Because of people like you, another world is possible. There are many battles to be won, but we will battle them together—all of us. Common Dreams is not your normal news site. We don't survive on clicks. We don't want advertising dollars. We want the world to be a better place. But we can't do it alone. It doesn't work that way. We need you. If you can help today—because every gift of every size matters—please do. Without Your Support We Simply Don't Exist.

Schumer Endorses 'Inspiring Community Leader' India Walton as Buffalo's Next Mayor

The U.S. Senate majority leader's move comes as some key New York Democrats refuse to back the democratic socialist.

Jessica Corbett ·

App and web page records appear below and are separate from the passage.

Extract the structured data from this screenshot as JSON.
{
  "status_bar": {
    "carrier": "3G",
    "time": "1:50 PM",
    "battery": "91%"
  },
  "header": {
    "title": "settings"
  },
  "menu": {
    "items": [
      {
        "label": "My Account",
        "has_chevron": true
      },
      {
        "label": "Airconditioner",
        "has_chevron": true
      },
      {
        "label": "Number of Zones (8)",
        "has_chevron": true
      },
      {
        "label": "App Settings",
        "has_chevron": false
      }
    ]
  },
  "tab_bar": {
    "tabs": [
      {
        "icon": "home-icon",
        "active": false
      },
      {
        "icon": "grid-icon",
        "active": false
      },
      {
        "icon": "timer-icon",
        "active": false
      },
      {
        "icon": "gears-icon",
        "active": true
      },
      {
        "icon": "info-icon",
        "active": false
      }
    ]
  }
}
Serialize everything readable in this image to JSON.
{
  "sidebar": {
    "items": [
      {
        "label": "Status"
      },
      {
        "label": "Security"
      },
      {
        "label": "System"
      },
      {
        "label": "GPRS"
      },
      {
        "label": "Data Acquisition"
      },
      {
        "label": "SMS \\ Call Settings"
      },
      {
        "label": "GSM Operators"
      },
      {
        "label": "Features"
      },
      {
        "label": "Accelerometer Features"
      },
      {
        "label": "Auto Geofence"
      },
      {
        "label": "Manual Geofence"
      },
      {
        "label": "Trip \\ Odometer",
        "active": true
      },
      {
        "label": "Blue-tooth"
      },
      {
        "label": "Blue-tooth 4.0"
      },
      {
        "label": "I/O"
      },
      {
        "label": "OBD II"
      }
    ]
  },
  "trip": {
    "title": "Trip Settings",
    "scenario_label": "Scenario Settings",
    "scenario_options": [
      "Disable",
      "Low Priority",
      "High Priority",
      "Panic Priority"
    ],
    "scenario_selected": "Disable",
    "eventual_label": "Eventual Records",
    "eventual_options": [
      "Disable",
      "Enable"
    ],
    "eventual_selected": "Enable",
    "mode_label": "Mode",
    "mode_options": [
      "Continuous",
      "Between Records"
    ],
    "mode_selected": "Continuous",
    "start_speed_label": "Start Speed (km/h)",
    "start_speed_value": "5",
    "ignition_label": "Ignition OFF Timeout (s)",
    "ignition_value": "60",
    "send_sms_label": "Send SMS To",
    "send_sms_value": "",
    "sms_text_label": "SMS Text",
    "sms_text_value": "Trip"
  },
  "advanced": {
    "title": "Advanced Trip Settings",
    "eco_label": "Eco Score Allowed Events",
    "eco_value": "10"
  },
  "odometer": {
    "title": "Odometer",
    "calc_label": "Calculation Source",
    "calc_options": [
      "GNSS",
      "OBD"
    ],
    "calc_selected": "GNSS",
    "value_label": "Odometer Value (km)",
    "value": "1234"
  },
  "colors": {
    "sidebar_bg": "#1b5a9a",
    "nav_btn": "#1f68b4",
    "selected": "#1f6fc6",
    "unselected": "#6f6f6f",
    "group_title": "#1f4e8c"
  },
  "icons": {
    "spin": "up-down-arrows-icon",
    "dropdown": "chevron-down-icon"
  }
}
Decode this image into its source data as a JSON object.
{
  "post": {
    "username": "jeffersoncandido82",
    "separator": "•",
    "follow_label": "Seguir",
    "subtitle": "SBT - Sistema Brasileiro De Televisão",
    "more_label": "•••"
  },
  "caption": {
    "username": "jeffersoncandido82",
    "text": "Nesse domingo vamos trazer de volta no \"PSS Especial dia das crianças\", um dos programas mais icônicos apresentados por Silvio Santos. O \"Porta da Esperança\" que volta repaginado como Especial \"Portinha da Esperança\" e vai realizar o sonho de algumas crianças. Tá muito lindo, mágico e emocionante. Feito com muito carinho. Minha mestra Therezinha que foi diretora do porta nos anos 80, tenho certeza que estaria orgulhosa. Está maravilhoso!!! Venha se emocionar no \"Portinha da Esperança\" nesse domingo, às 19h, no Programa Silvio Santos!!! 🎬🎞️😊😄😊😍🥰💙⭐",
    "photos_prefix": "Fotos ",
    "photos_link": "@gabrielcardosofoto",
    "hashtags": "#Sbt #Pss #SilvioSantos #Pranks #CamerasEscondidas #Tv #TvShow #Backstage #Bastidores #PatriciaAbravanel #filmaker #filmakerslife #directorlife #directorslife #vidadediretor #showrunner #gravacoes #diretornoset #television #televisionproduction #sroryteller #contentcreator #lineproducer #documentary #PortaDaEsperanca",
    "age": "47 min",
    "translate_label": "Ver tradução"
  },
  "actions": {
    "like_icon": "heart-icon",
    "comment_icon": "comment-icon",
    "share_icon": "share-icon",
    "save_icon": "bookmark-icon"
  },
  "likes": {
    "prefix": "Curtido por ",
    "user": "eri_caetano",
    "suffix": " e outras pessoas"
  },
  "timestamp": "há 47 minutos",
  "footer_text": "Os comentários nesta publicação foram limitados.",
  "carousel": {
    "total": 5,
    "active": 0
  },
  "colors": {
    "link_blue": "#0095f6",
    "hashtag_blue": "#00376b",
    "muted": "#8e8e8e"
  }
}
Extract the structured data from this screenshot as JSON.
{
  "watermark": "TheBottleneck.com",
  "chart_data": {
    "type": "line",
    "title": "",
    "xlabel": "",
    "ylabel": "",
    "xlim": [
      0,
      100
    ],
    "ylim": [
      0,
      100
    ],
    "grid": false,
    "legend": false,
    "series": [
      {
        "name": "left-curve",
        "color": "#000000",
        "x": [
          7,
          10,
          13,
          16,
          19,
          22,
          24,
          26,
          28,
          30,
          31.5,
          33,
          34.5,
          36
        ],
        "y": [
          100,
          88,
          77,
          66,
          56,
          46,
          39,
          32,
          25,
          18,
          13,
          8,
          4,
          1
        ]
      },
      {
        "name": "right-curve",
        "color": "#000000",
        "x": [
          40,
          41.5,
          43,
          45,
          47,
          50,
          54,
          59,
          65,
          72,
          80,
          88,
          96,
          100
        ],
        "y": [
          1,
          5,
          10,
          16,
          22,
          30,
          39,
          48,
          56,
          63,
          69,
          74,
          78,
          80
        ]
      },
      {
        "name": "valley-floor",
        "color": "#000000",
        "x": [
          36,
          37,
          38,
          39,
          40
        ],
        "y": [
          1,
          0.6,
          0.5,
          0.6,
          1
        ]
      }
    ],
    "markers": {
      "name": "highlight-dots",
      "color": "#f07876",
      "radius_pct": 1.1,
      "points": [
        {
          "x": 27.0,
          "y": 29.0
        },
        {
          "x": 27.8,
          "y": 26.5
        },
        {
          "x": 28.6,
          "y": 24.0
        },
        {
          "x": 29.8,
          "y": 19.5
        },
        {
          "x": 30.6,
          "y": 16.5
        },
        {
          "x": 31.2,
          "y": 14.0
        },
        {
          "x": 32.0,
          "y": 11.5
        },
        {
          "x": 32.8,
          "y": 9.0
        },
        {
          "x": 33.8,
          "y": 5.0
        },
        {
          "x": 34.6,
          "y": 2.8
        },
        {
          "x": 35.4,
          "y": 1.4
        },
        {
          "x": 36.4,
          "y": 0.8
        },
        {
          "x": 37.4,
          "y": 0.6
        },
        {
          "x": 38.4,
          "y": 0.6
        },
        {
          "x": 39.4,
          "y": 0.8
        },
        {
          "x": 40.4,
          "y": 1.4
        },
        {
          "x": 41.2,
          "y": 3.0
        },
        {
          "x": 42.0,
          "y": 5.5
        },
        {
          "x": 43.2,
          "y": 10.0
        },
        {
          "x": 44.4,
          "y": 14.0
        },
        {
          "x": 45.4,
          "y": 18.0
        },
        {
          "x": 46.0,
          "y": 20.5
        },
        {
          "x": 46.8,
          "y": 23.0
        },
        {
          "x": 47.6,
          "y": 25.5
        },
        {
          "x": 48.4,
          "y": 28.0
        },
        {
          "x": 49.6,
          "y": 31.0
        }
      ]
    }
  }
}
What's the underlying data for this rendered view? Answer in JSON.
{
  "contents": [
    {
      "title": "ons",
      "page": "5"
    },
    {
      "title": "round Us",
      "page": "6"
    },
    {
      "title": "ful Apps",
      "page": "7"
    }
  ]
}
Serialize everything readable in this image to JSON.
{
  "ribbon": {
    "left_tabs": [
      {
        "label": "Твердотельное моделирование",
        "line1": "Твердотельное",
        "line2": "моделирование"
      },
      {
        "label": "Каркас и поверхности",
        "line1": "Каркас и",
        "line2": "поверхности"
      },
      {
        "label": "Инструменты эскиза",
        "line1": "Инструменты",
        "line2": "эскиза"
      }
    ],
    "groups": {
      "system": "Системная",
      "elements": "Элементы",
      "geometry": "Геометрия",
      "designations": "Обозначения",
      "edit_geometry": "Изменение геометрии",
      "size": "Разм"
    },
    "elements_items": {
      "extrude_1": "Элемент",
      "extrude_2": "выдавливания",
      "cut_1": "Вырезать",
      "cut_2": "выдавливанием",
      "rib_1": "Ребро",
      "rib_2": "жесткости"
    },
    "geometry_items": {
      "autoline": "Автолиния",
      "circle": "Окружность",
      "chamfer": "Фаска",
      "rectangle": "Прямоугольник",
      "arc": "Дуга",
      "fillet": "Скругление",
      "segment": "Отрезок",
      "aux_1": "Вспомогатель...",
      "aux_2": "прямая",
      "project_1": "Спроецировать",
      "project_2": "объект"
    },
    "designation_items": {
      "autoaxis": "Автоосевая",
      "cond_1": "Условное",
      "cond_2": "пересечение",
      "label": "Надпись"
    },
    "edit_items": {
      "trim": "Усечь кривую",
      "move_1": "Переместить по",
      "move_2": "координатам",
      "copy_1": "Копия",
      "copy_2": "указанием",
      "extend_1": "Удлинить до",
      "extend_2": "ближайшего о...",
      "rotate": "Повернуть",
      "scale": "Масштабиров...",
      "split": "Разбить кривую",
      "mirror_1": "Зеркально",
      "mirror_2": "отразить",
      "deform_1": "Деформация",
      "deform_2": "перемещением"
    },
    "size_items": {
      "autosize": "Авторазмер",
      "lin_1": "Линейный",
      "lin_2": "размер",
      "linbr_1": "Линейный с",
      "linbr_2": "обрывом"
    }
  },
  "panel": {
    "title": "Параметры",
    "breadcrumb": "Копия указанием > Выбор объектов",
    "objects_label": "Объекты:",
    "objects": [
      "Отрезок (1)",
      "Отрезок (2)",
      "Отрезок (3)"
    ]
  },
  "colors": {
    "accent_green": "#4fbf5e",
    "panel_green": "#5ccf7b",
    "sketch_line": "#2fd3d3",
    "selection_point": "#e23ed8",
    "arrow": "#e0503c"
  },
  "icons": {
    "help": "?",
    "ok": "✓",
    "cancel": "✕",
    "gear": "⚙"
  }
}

'Who Will You Throw Overboard?' Manchin Targeted for Trying to Sink Democratic Agenda

West Virginians gathered at the senator's yacht to demand that he stop blocking the "popular and needed" Build Back Better package.

Jessica Corbett ·


'We Shouldn't Do It at All': Manchin Admits He's the Enemy of Democrats' Ambitions

The right-wing West Virginia Democrat and fossil fuel investor has previously confessed his intent to quash his own party's sweeping $3.5 trillion Build Back Better package.

Brett Wilkins ·


After Getting 'Stealth Bailout' During Pandemic, US Corporations Try to Kill Proposed Tax Hikes

"When it's time to finally put workers first, big businesses are spending millions to maintain their advantage and preserve the status quo," said Kyle Herrig of Accountable.US.

Jessica Corbett ·


'Disgraceful': Just 9 Republicans Join With Dems to Hold Steve Bannon in Criminal Contempt

The vote "reveals just how far the Republican Party has fallen" since Trump took control as GOP's de facto leader, said one pro-democracy advocate.

Jon Queally ·

Support our work.

We are independent, non-profit, advertising-free and 100% reader supported.

Subscribe to our newsletter.

Quality journalism. Progressive values.
Direct to your inbox.

Subscribe to our Newsletter.


Common Dreams, Inc. Founded 1997. Registered 501(c3) Non-Profit | Privacy Policy
Common Dreams Logo